— Julio Ricardo Varela (@julito77) March 26, 2015
When a follow-up email to Sánchez’s confirmation of the news was sent asking for a quote, this is what Sánchez passed on in an email:
“Unfortunately Voxxi has been unable to reach several critical milestones. As a result of this, effective immediately, the company will be ceasing all operations and will wind down. We appreciate all of the efforts of those that have supported the company”, said Jason Perlman, legal counselor of VOXXI.
The site, which launched in August 2011, is still active, but after producing stories up to March 23 (including one about Ted Cruz’s presidential run), VOXXI stopped posting articles this week. Two political posts by Tony Castro published yesterday and today on the site suggested that the site was back in business. When asked if the VOXXI site was still active and rumors of its demise were not true, Castro, a contributor to VOXXI and not a member of the site’s staff, tweeted: “Like the guys at the Alamo, still firing.”
The VOXXI masthead lists Sánchez as its President and Editor in Chief, although Sánchez’s public LinkedIn profile also lists him as Business Development Director for EFE News, the place he left before joining VOXXI in 2011.
Other pages list Sánchez as Business Development Director for EFE, including a bio listed by the International Economic Forum of the Americas. Sánchez’s Twitter profile also says that he is at VOXXI, although the profile hasn’t tweeted since last summer.
Meanwhile, The New York Times reported today that lawyers for Dr. Salomon Melgen, listed as VOXXI’s chairman and co-founder, have been contacted by the federal government to see if Melgen can “cooperate in the corruption case they are building against [Senator Robert] Menendez.”
In 2013, when news of the Melgen friendship with Sen. Menendez and alleged FBI investigation was being covered by national media, Latino Rebels received the following statement from VOXXI regarding Melgen’s involvement with the site:
VOXXI is an independent news site dedicated to covering the issues that are most important to the Latino community. We pride ourselves in our objective quality journalism that educates, engages, and entertains Hispanic America. Our news platform provides comprehensive coverage on sports, business, education, politics and more.
VOXXI’s co-founder, President and Editor-in-Chief, Emilio C. Sánchez manages the company and is the head of the editorial department.
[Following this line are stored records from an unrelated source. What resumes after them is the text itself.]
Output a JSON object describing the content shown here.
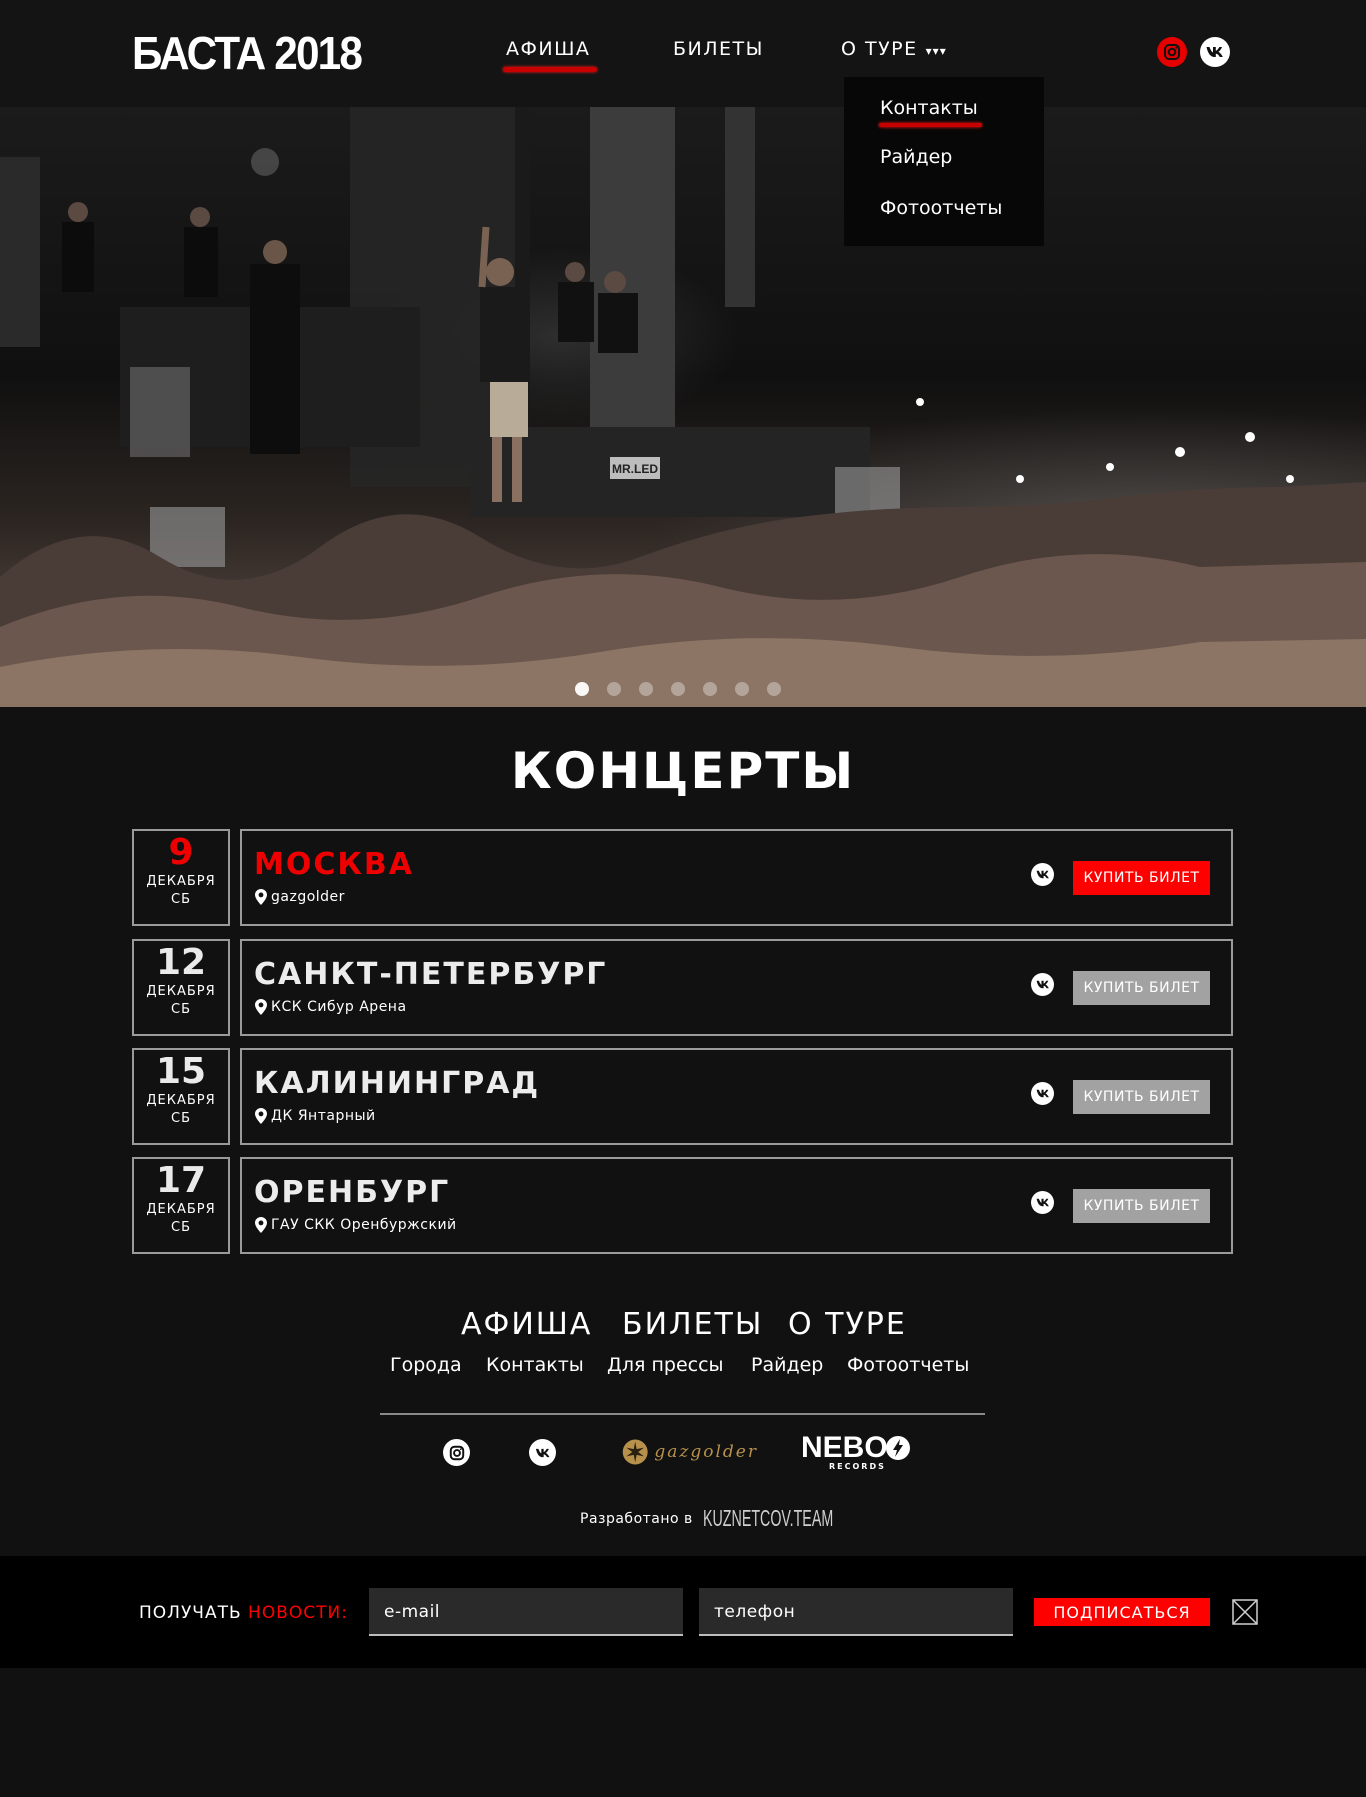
{
  "header": {
    "logo": "БАСТА 2018",
    "nav": {
      "afisha": "АФИША",
      "bilety": "БИЛЕТЫ",
      "tour": "О ТУРЕ",
      "tour_caret": "▾▾▾"
    },
    "dropdown": [
      "Контакты",
      "Райдер",
      "Фотоотчеты"
    ],
    "social": [
      "instagram-icon",
      "vk-icon"
    ]
  },
  "hero": {
    "slides_count": 7,
    "active_slide": 1,
    "stage_sign": "MR.LED"
  },
  "concerts": {
    "title": "КОНЦЕРТЫ",
    "rows": [
      {
        "day": "9",
        "month": "ДЕКАБРЯ",
        "weekday": "СБ",
        "city": "МОСКВА",
        "venue": "gazgolder",
        "button": "КУПИТЬ БИЛЕТ",
        "highlight": true
      },
      {
        "day": "12",
        "month": "ДЕКАБРЯ",
        "weekday": "СБ",
        "city": "САНКТ-ПЕТЕРБУРГ",
        "venue": "КСК Сибур Арена",
        "button": "КУПИТЬ БИЛЕТ",
        "highlight": false
      },
      {
        "day": "15",
        "month": "ДЕКАБРЯ",
        "weekday": "СБ",
        "city": "КАЛИНИНГРАД",
        "venue": "ДК Янтарный",
        "button": "КУПИТЬ БИЛЕТ",
        "highlight": false
      },
      {
        "day": "17",
        "month": "ДЕКАБРЯ",
        "weekday": "СБ",
        "city": "ОРЕНБУРГ",
        "venue": "ГАУ СКК Оренбуржский",
        "button": "КУПИТЬ БИЛЕТ",
        "highlight": false
      }
    ]
  },
  "footer": {
    "main_links": [
      "АФИША",
      "БИЛЕТЫ",
      "О ТУРЕ"
    ],
    "sub_links": [
      "Города",
      "Контакты",
      "Для прессы",
      "Райдер",
      "Фотоотчеты"
    ],
    "partner_gazgolder": "gazgolder",
    "partner_nebo": "NEBO",
    "partner_nebo_sub": "RECORDS",
    "developed_label": "Разработано в",
    "developer": "KUZNETCOV.TEAM"
  },
  "subscribe": {
    "label_prefix": "ПОЛУЧАТЬ",
    "label_highlight": "НОВОСТИ:",
    "email_placeholder": "e-mail",
    "phone_placeholder": "телефон",
    "button": "ПОДПИСАТЬСЯ"
  },
  "colors": {
    "accent": "#ff0000",
    "background": "#111111",
    "header": "#141414",
    "border": "#9a9a9a",
    "button_grey": "#a2a2a2",
    "gazgolder_gold": "#b7914c"
  }
}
Dr. Melgen co-founded VOXXI as a philanthropic initiative.
With respect to Dr. Melgen’s case, we will not comment on an ongoing investigation. The source is anonymous and we continue to follow it closely. Given that is an open investigation, we are waiting for the FBI’s formal announcement.
Before that statement was issued in 2013, Melgen was listed as the Founder and Chairman of VOXXI on the site. (See older screen grab below.) Eventually, the VOXXI site was updated to say “Co-Founder and Chairman.”
Since its early days, VOXXI was considered a fordimable go-to site for English-language news about the U.S. Latino world, having carved a space in the Latino digital news space. Nonetheless, some contributors and media followers thought the site had too much of a Miami focus, although last September the site made national political news when it published exclusive comments from Dolores Huerta about President Obama’s immigration strategy.
According to its Facebook site, the site had positioned itself to “present news, commentary and analysis with a Hispanic focus,” saying that it was “committed to catapulting Latinos into the forefront of American dialogue.”
Julio (Julito) Ricardo Varela (@julito77) founded LatinoRebels.com in May, 2011 and proceeded to open it up to about 20 like-minded Rebeldes. A 1990 Harvard graduate in the History and Literature of Latin America, his personal blog, juliorvarela.com, has been active since 2008 and is widely read in Puerto Rico and beyond. He pens columns on LR regularly. In the last two years, Julito represented the Rebeldes on several outlets, including MSNBC, CBS, NPR, Univision and The New York Times. Recently, he was a digital producer for Al Jazeera America’s The Stream and is currently the Digital Media Director for Futuro Media Group.